God demands that we name evil things for what they are – egoism, racism, poverty, discrimination, white supremacy, religious intolerance, ignoring the desperate, pursuit of wealth at the expense of the less fortunate, sexism, homophobia, perpetuating injustice through our choices. Ignoring the least, the last, the little, the lost and the lifeless. The list just goes on, and on, and on, doesn’t it?
We tend to pray easily for those things on the “blessings” list – we try mightily to ignore the things on the challenges list – the call to move counter culturally in the realm into which Jesus calls us.
Jesus’ way is countercultural and mysterious – he is fully divine yet fully human; he has power over the earth yet submits to death on the cross; and he neither yields to those with earthly power nor does he beat them into submission with mighty arms.
       Instead, Jesus declares, it is divinely ordained and even necessary that he go to Jerusalem where he will be condemned by those holy and righteous leaders of the religious tradition and the political elite. They will torture him and kill him. But Jesus also predicts, and to be honest I don’t think that Peter and the rest of the disciples even heard this part of what he says, as shocked as they are – that on the third day he will rise from the dead.
       They miss the point of what Jesus’ true victory will be – that through his death and resurrection he will defeat the powers of sin and death, and he will rise again. And you can’t blame them.  They have absolutely no experience on which to base what Jesus is telling them about how God will act in this story. They have no way to even begin to imagine it. They have no way to comprehend that in the midst of death God brings life and even when Jesus dies on a cross, God will use him to raise us to new life.
     So, today I invite you to join me as we challenge our imaginations – where are the places that God is at work in and through your life for the good of the world? Can you imagine what you, your congregation, or your community has to offer the world? Can you imagine, that when you befriend the lonely or encourage the frightened heaven rejoices? Can you imagine that, though afraid, when you stand up to those who spew hate God is with you? Can you imagine that even smallest acts of love and generosity can change the world order and introduce a different reality; That through your hands, God’s work truly is done? Can you imagine that love is more powerful than hate and that you hold that power inside your own beating heart? Can you imagine that God raised Jesus from the dead in an act of defiance, strength, power and life for the world?
      Many of us have been moved by the outpouring of love and support across racial and economic lines for the victims of Harvey this week – we’ve even joined in. We’ve been amazed at the heroic acts by strangers who risked their own lives to save the lives of those in peril.

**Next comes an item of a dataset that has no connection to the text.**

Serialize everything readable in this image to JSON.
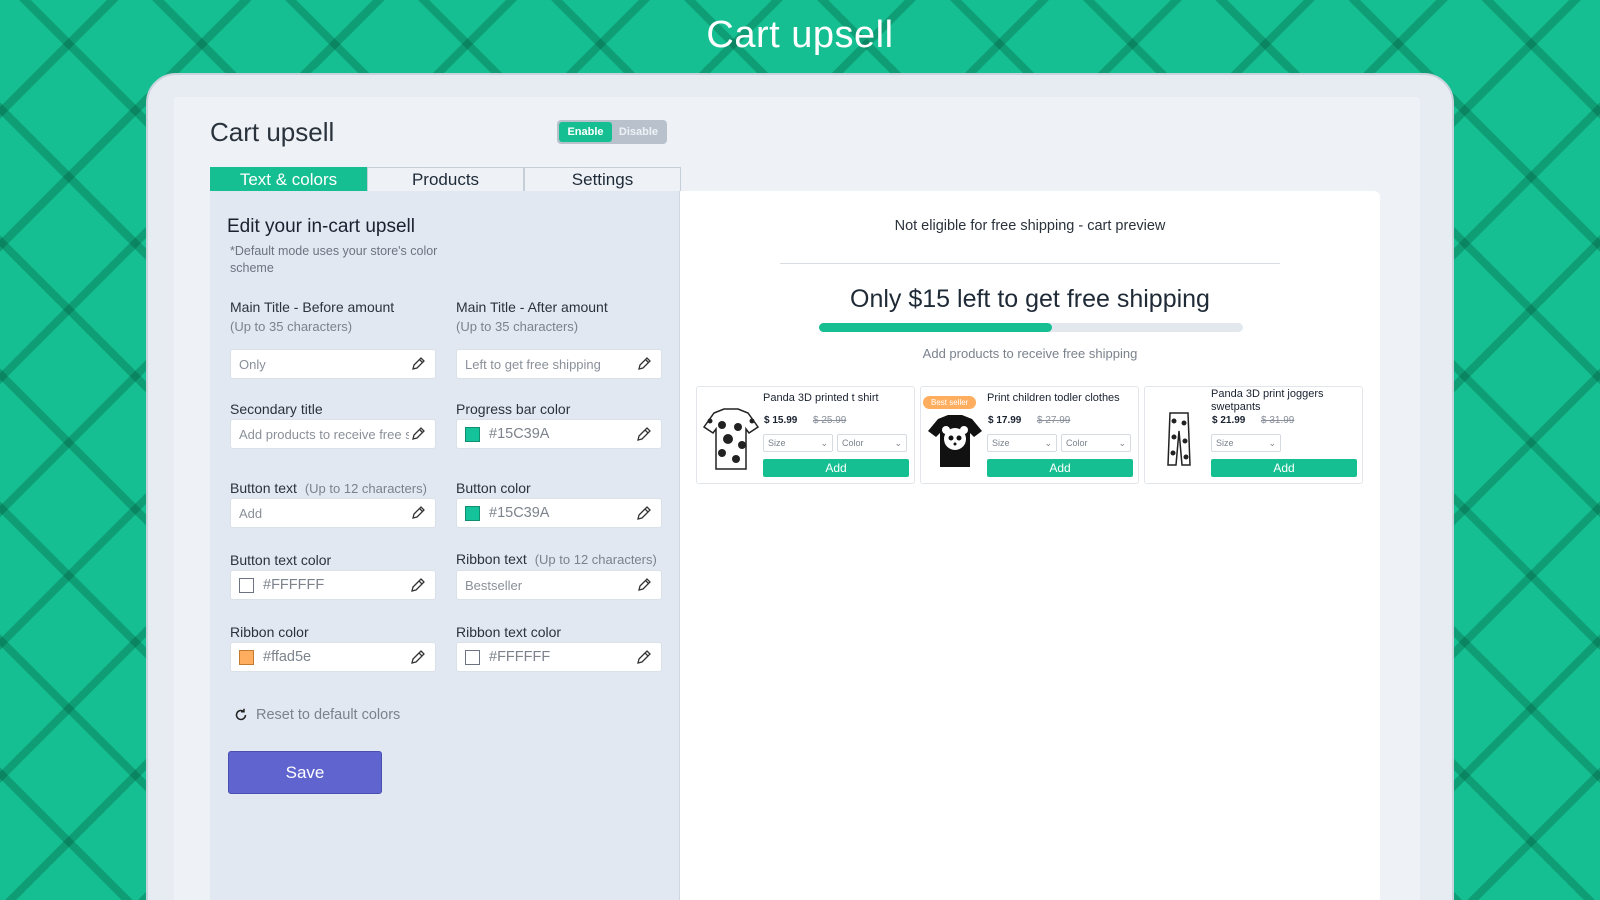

I don’t believe, and I sincerely hope that none of you believe, that this hurricane was a sign of God’s wrath, judgement or punishment. While God’s ways are mysterious to us, so too are God’s enormous store of strength and compassion and drive for forgiveness and relationship. I believe that God is at work in acts of kindness and generosity large and small in the healing of those affected by the storm and floods and that God can use these blessings to change hearts and build bridges.
      When we drift and falter as Peter did, God is there to challenge us, bless us, and call us back. God forgives us and frees us to set our minds, wills, and action in the direction God intends for us as redeemed children of God. In Paul’s letter, we hear the call to let love be genuine, hate what is evil, and hold fast to what is good. Life places us in a complicated world. But with Jesus’ blessing, each day we have an opportunity as his disciples to live out the radical, unexpected love of God in Christian life and service. May the Holy Spirit empower us, that it may be so.